With just three months until the mayoral primary, campaigns are shifting toward developing field teams to bring out the vote on election day. Get Out the Vote (GOTV) is literally the last thing a campaign does, but it is something all good campaigns begin to plan for months, if not years, in advance.
There are three main components to running a successful field campaign:
ÃƒÂ¢Ã¢â€šÂ¬Ã‚Â¢ Identify who is likely to vote for your candidate.
ÃƒÂ¢Ã¢â€šÂ¬Ã‚Â¢ Make sure that they can vote for your candidate i.e. they are registered to vote.
ÃƒÂ¢Ã¢â€šÂ¬Ã‚Â¢ And, sure they do vote for your candidate, which in this circumstance means that they go to the polls.
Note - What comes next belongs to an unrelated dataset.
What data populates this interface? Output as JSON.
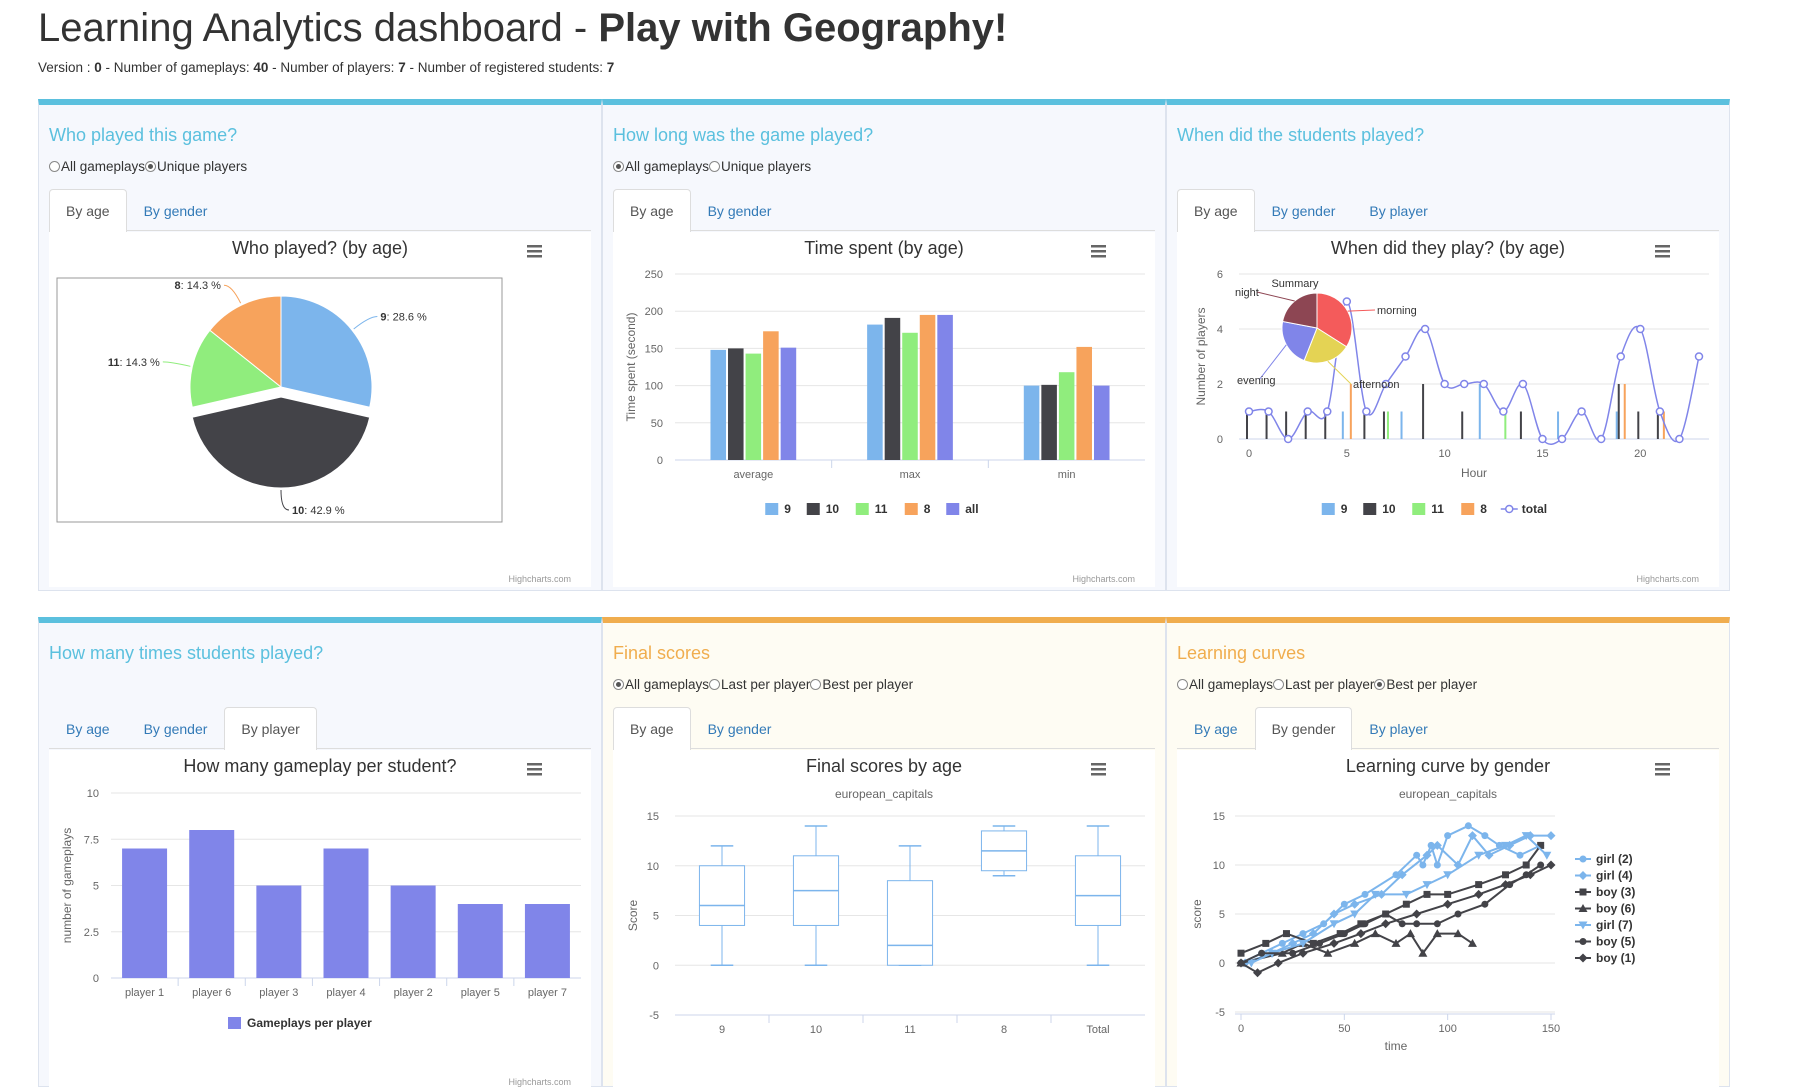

Sounds pretty simple and in theory, it is but for a citywide campaign, there are lots of moving parts that take significant planning and massive amounts of manpower to actually get it done. The effort involves knocking on doors, making final rounds of phone calls, shaking hands at SEPTA stops and handing out literature at polling places. It means having drivers ferry around election-day workers to targeted areas so they can knock on doors. Sometimes, it literally means getting them to the polls: picking them up, driving them there, waiting for them to vote, driving them home.
You need a detailed plan to make sure everything you need to do actually gets done. Most campaigns do their GOTV planning in-house it's done either by their field director or campaign manager and layer in support from interest groups or organizations to supplement their own cadre of volunteers to get voters to the polls.
Volunteers are the best source of election-day workers because of how committed they are. Some volunteers get a daily stipend sometimes known as "street money" but that doesn't make them any less effective. Most good campaigns have a volunteer coordinator whose sole job is to find, recruit and train volunteers. Campaigns also team up with organizations that can provide lots of workers, such as unions and ward leaders.
One of the main reasons to have a union endorse a candidate is the number of workers they can provide for election day. (Other reasons are the money they can donate and the press coverage they can generate.)
Dwight Evans has been racking up most of the union endorsements so far, but expect Bob Brady to begin to roll them out. The ward structure which Brady was just endorsed by is an important part of a field plan, but one that lessens in importance every year. This year will be a major test to see if it retains any relevance.
The good thing is that unions usually don't cost candidates money, while the ward structure almost uniformly does. Since some unions are good at helping get out the vote just as some ward leaders are and some are not, how does a candidate know which is which? This brings me to a discussion of the charlatans out there who tell candidates they "control" a block of voters or election-day workers who can help a candidate win. Of course, all it will take is some money paid directly to them.
Most of these people are hustlers. Some ward leaders are hustlers. Some "political consultants" are hustlers. If you are running for office, you need to find someone you can trust and who knows the players. Otherwise, you will get fleeced and have little to show for it. Ask any number of city judicial candidates.
So can a good GOTV operation turn a loser into a winner? No.
But in a close race, the quality, size and efficiency of a campaign's GOTV operation can make the difference. Experts say that a good GOTV operation is worth two to three points on election day.
All you need to do is look at what happened to Sam Katz in 1999. He didn't have much of a field team, but John Street did. And, Street won by fewer than two points. Why does that matter today? Street's team is now working for Chaka Fattah.
Having toiled inside the belly of the local political beast for years, The Insider will offer a weekly perspective on the looming primaries.